This level is determined by the list of questions provided by the FDA in the aforementioned guidance document that manufacturers can use. If the answer to all questions is “no,” the level of concern is likely to be minor. If some are answered with “yes,” it will be moderate or major, depending on which list the yes answer comes from.
Major Changes in IEC-62304 (2019 Vs 2020):
The first major change is the product scope covered by this new version. In the will of alignment of IEC 82304-1 and IEC 62304, the latter has now an extended product scope with better coverage of the former: Health Software. To be sure that the reader understands that both are aligned, the diagram found in IEC 82304 Annex A has been copied into IEC 62304 Clause 1 “Scope”. We can anticipate that the next version of IEC 82304-1 will see the diagram in annex A be moved to Clause 1 accordingly.
Yet, the big difference between IEC 62304 and IEC 82304-1 remains: IEC 62304 covers embedded software, not IEC 82304-1 (replaced by IEC 60601-1 for embedded software).
How to get an IEC-62304 Certification:
The process of qualifying for an IEC-62304 certification has 3 simple steps:
- Initial Certification – This step requires the conduction of product reviews to analyze the quality management system documentation in accordance with the IEC-62304. Furthermore, an assessment of the lifecycle documentation of the product is also conducted.
- Certificate Updation – When changes are made to the product, the certificate needs to be updated. A change review is conducted and thus, the number of changes and revisions are updated on the certificate. Also, the bug fixes that are done do not require to be reported if they make no changes to the product.
- Re-certification – If you wish to re-certify your product, it would be combined with the ISO-13485 certification. For this, all relevant changes in the software lifecycle are reported and reviewed in accordance with both the standards (IEC-62304 and IEC-13485).
Supporting IEC-62304 with a Requirements Management Tool
According to IEC 62304, medical device manufacturers should strive to implement a risk-based, structured, and methodical approach to medical device software development and ensure traceability throughout the lifecycle of medical device software to achieve compliance with the standard.
Medical device manufacturers should take advantage of modern requirements management tools, which help ensure requirements are being met by offering end-to-end traceability and the ability to link functional requirements to test cases, design specs, and other artifacts.
The ability to describe and follow the life of a requirement in both a forward and backward direction provided by a capable requirements management tool allows medical device manufacturers to accelerate product development and improve the overall quality of medical devices.
One requirement management tool that is particularly capable of meeting the needs of the medical industry is Visure Requirements ALM. This highly collaborative and feature-rich ALM platform provides full traceability and offers high integration with MS Word and Excel, bug tracking, and risk management features, among many others.
Visure Requirements improves efficiency in an environment of constant competition like the medical industry, reducing costs while helping ensure successful software development by defining requirements, specifications, test and risk, and traceability between them.
IEC-62304 is a standard that helps medical device manufacturers create products that are safe for patients.
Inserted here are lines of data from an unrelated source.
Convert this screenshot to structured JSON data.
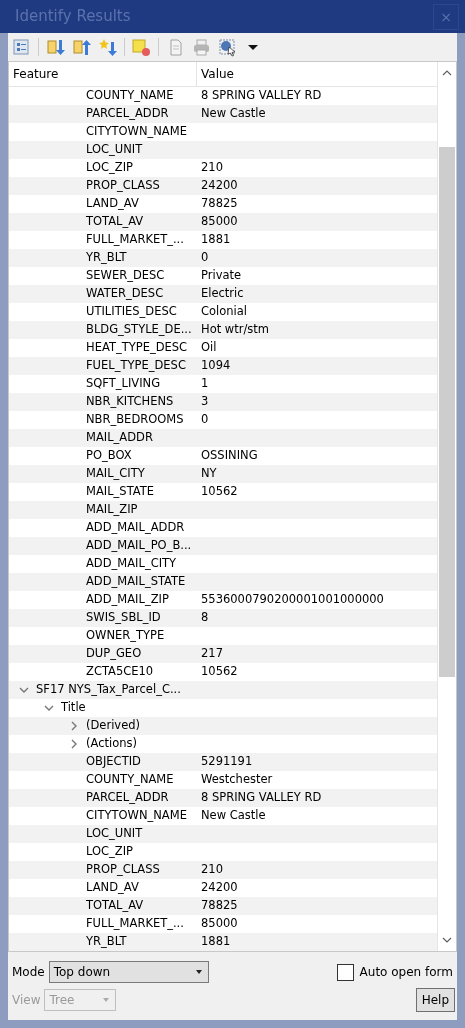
{
  "window": {
    "title": "Identify Results",
    "close": "×"
  },
  "columns": [
    "Feature",
    "Value"
  ],
  "tree": [
    {
      "kind": "hidden",
      "children": [
        {
          "kind": "hidden",
          "children": [
            {
              "kind": "attribute",
              "feature": "COUNTY_NAME",
              "value": "8 SPRING VALLEY RD"
            },
            {
              "kind": "attribute",
              "feature": "PARCEL_ADDR",
              "value": "New Castle"
            },
            {
              "kind": "attribute",
              "feature": "CITYTOWN_NAME"
            },
            {
              "kind": "attribute",
              "feature": "LOC_UNIT"
            },
            {
              "kind": "attribute",
              "feature": "LOC_ZIP",
              "value": "210"
            },
            {
              "kind": "attribute",
              "feature": "PROP_CLASS",
              "value": "24200"
            },
            {
              "kind": "attribute",
              "feature": "LAND_AV",
              "value": "78825"
            },
            {
              "kind": "attribute",
              "feature": "TOTAL_AV",
              "value": "85000"
            },
            {
              "kind": "attribute",
              "feature": "FULL_MARKET_...",
              "value": "1881"
            },
            {
              "kind": "attribute",
              "feature": "YR_BLT",
              "value": "0"
            },
            {
              "kind": "attribute",
              "feature": "SEWER_DESC",
              "value": "Private"
            },
            {
              "kind": "attribute",
              "feature": "WATER_DESC",
              "value": "Electric"
            },
            {
              "kind": "attribute",
              "feature": "UTILITIES_DESC",
              "value": "Colonial"
            },
            {
              "kind": "attribute",
              "feature": "BLDG_STYLE_DE...",
              "value": "Hot wtr/stm"
            },
            {
              "kind": "attribute",
              "feature": "HEAT_TYPE_DESC",
              "value": "Oil"
            },
            {
              "kind": "attribute",
              "feature": "FUEL_TYPE_DESC",
              "value": "1094"
            },
            {
              "kind": "attribute",
              "feature": "SQFT_LIVING",
              "value": "1"
            },
            {
              "kind": "attribute",
              "feature": "NBR_KITCHENS",
              "value": "3"
            },
            {
              "kind": "attribute",
              "feature": "NBR_BEDROOMS",
              "value": "0"
            },
            {
              "kind": "attribute",
              "feature": "MAIL_ADDR"
            },
            {
              "kind": "attribute",
              "feature": "PO_BOX",
              "value": "OSSINING"
            },
            {
              "kind": "attribute",
              "feature": "MAIL_CITY",
              "value": "NY"
            },
            {
              "kind": "attribute",
              "feature": "MAIL_STATE",
              "value": "10562"
            },
            {
              "kind": "attribute",
              "feature": "MAIL_ZIP"
            },
            {
              "kind": "attribute",
              "feature": "ADD_MAIL_ADDR"
            },
            {
              "kind": "attribute",
              "feature": "ADD_MAIL_PO_B..."
            },
            {
              "kind": "attribute",
              "feature": "ADD_MAIL_CITY"
            },
            {
              "kind": "attribute",
              "feature": "ADD_MAIL_STATE"
            },
            {
              "kind": "attribute",
              "feature": "ADD_MAIL_ZIP",
              "value": "5536000790200001001000000"
            },
            {
              "kind": "attribute",
              "feature": "SWIS_SBL_ID",
              "value": "8"
            },
            {
              "kind": "attribute",
              "feature": "OWNER_TYPE"
            },
            {
              "kind": "attribute",
              "feature": "DUP_GEO",
              "value": "217"
            },
            {
              "kind": "attribute",
              "feature": "ZCTA5CE10",
              "value": "10562"
            }
          ]
        }
      ]
    },
    {
      "kind": "node",
      "label": "SF17 NYS_Tax_Parcel_C...",
      "expanded": true,
      "children": [
        {
          "kind": "node",
          "label": "Title",
          "expanded": true,
          "children": [
            {
              "kind": "node",
              "label": "(Derived)",
              "expanded": false
            },
            {
              "kind": "node",
              "label": "(Actions)",
              "expanded": false
            },
            {
              "kind": "attribute",
              "feature": "OBJECTID",
              "value": "5291191"
            },
            {
              "kind": "attribute",
              "feature": "COUNTY_NAME",
              "value": "Westchester"
            },
            {
              "kind": "attribute",
              "feature": "PARCEL_ADDR",
              "value": "8 SPRING VALLEY RD"
            },
            {
              "kind": "attribute",
              "feature": "CITYTOWN_NAME",
              "value": "New Castle"
            },
            {
              "kind": "attribute",
              "feature": "LOC_UNIT"
            },
            {
              "kind": "attribute",
              "feature": "LOC_ZIP"
            },
            {
              "kind": "attribute",
              "feature": "PROP_CLASS",
              "value": "210"
            },
            {
              "kind": "attribute",
              "feature": "LAND_AV",
              "value": "24200"
            },
            {
              "kind": "attribute",
              "feature": "TOTAL_AV",
              "value": "78825"
            },
            {
              "kind": "attribute",
              "feature": "FULL_MARKET_...",
              "value": "85000"
            },
            {
              "kind": "attribute",
              "feature": "YR_BLT",
              "value": "1881"
            }
          ]
        }
      ]
    }
  ],
  "mode": {
    "label": "Mode",
    "value": "Top down"
  },
  "auto_open": {
    "label": "Auto open form",
    "checked": false
  },
  "view": {
    "label": "View",
    "value": "Tree",
    "disabled": true
  },
  "help": "Help"
}
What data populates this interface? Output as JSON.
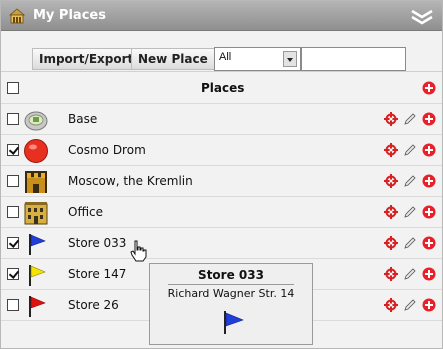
{
  "window": {
    "title": "My Places"
  },
  "toolbar": {
    "import_export_label": "Import/Export",
    "new_place_label": "New Place",
    "filter_value": "All",
    "search_value": ""
  },
  "list": {
    "header": "Places",
    "items": [
      {
        "label": "Base",
        "checked": false,
        "icon": "base-icon"
      },
      {
        "label": "Cosmo Drom",
        "checked": true,
        "icon": "red-circle-icon"
      },
      {
        "label": "Moscow, the Kremlin",
        "checked": false,
        "icon": "castle-icon"
      },
      {
        "label": "Office",
        "checked": false,
        "icon": "building-icon"
      },
      {
        "label": "Store 033",
        "checked": true,
        "icon": "blue-flag-icon"
      },
      {
        "label": "Store 147",
        "checked": true,
        "icon": "yellow-flag-icon"
      },
      {
        "label": "Store 26",
        "checked": false,
        "icon": "red-flag-icon"
      }
    ]
  },
  "tooltip": {
    "title": "Store 033",
    "address": "Richard Wagner Str. 14",
    "icon": "blue-flag-icon"
  },
  "colors": {
    "titlebar": "#9f9f9f",
    "delete_red": "#e8202a",
    "blue_flag": "#1f3fd8",
    "yellow_flag": "#f5e400",
    "red_flag": "#e01010"
  }
}
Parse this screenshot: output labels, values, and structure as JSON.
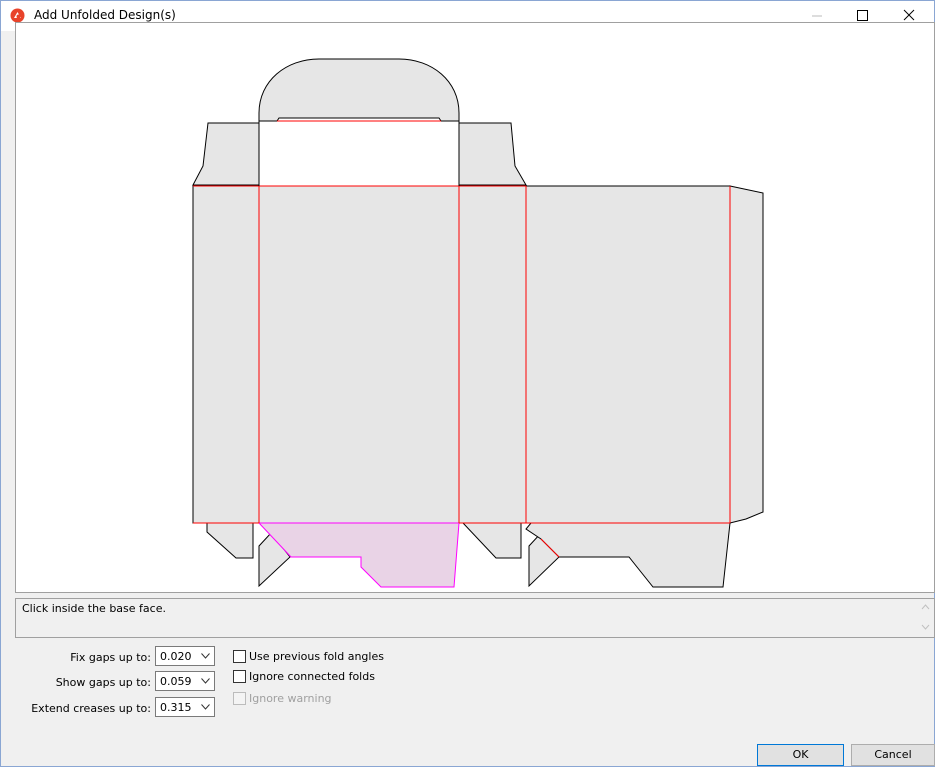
{
  "window": {
    "title": "Add Unfolded Design(s)",
    "accent": "#e8432a"
  },
  "canvas": {
    "background": "#ffffff",
    "face_fill": "#e6e6e6",
    "outline_color": "#000000",
    "crease_color": "#ff0000",
    "selected_face_fill": "#e9d3e6",
    "selected_face_stroke": "#ff00ff"
  },
  "status": {
    "message": "Click inside the base face."
  },
  "options": {
    "fix_gaps": {
      "label": "Fix gaps up to:",
      "value": "0.020"
    },
    "show_gaps": {
      "label": "Show gaps up to:",
      "value": "0.059"
    },
    "extend_creases": {
      "label": "Extend creases up to:",
      "value": "0.315"
    },
    "use_previous_fold_angles": {
      "label": "Use previous fold angles",
      "checked": false
    },
    "ignore_connected_folds": {
      "label": "Ignore connected folds",
      "checked": false
    },
    "ignore_warning": {
      "label": "Ignore warning",
      "checked": false,
      "enabled": false
    }
  },
  "buttons": {
    "ok": "OK",
    "cancel": "Cancel"
  }
}
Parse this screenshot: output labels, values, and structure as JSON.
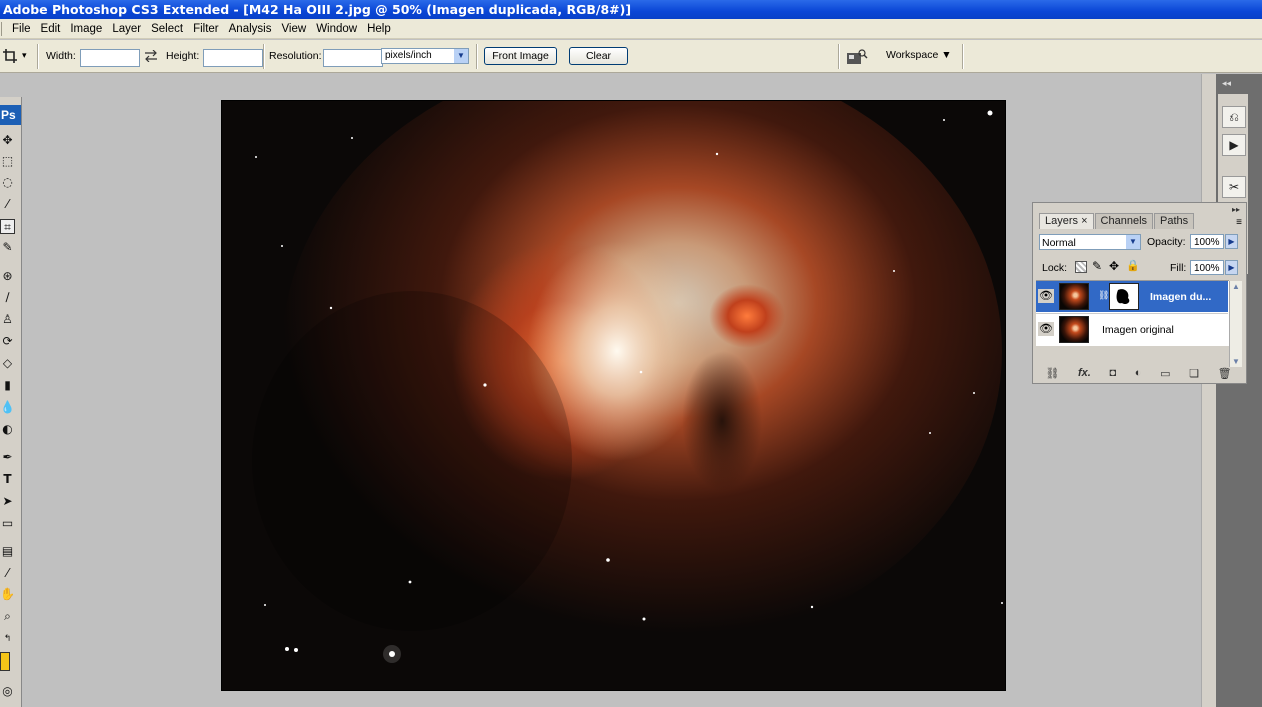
{
  "window": {
    "title": "Adobe Photoshop CS3 Extended - [M42  Ha OIII 2.jpg @ 50% (Imagen duplicada, RGB/8#)]"
  },
  "menu": [
    "File",
    "Edit",
    "Image",
    "Layer",
    "Select",
    "Filter",
    "Analysis",
    "View",
    "Window",
    "Help"
  ],
  "options": {
    "width_label": "Width:",
    "width_value": "",
    "swap_icon": "swap-arrows-icon",
    "height_label": "Height:",
    "height_value": "",
    "resolution_label": "Resolution:",
    "resolution_value": "",
    "resolution_unit": "pixels/inch",
    "front_image_label": "Front Image",
    "clear_label": "Clear",
    "workspace_label": "Workspace ▼"
  },
  "toolbox": {
    "logo": "Ps",
    "tools": [
      "move",
      "marquee",
      "lasso",
      "magic-wand",
      "crop",
      "slice",
      "healing",
      "brush",
      "clone-stamp",
      "history-brush",
      "eraser",
      "gradient",
      "blur",
      "dodge",
      "pen",
      "type",
      "path-select",
      "shape",
      "notes",
      "eyedropper",
      "hand",
      "zoom",
      "swap-colors",
      "foreground-color",
      "quick-mask"
    ],
    "foreground_color": "#f5c518"
  },
  "layers_panel": {
    "tabs": [
      "Layers",
      "Channels",
      "Paths"
    ],
    "tab_close": "×",
    "blend_mode": "Normal",
    "opacity_label": "Opacity:",
    "opacity_value": "100%",
    "lock_label": "Lock:",
    "fill_label": "Fill:",
    "fill_value": "100%",
    "layers": [
      {
        "name": "Imagen du...",
        "selected": true,
        "has_mask": true
      },
      {
        "name": "Imagen original",
        "selected": false,
        "has_mask": false
      }
    ],
    "footer_icons": [
      "link-icon",
      "fx-icon",
      "mask-icon",
      "adjustment-icon",
      "folder-icon",
      "new-layer-icon",
      "trash-icon"
    ],
    "fx_label": "fx."
  },
  "colors": {
    "titlebar": "#0a46d6",
    "selected_layer": "#3169c6",
    "chrome": "#ece9d8"
  }
}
The standard has been around since 2004 and has been updated a few times. It’s important to follow the guidelines in IEC-62304 to ensure patient safety. However, following the standard can be difficult, especially for smaller companies. That’s where Visure Requirements ALM Platform comes in. Visure Requirements ALM Platform is software that helps companies adhere to IEC-62304 standards. The platform offers features like requirements management, risk management, and change management. Request a free 30-day trial of Visure Requirements ALM Platform today and see how it can help your company adhere to IEC-62304 standards.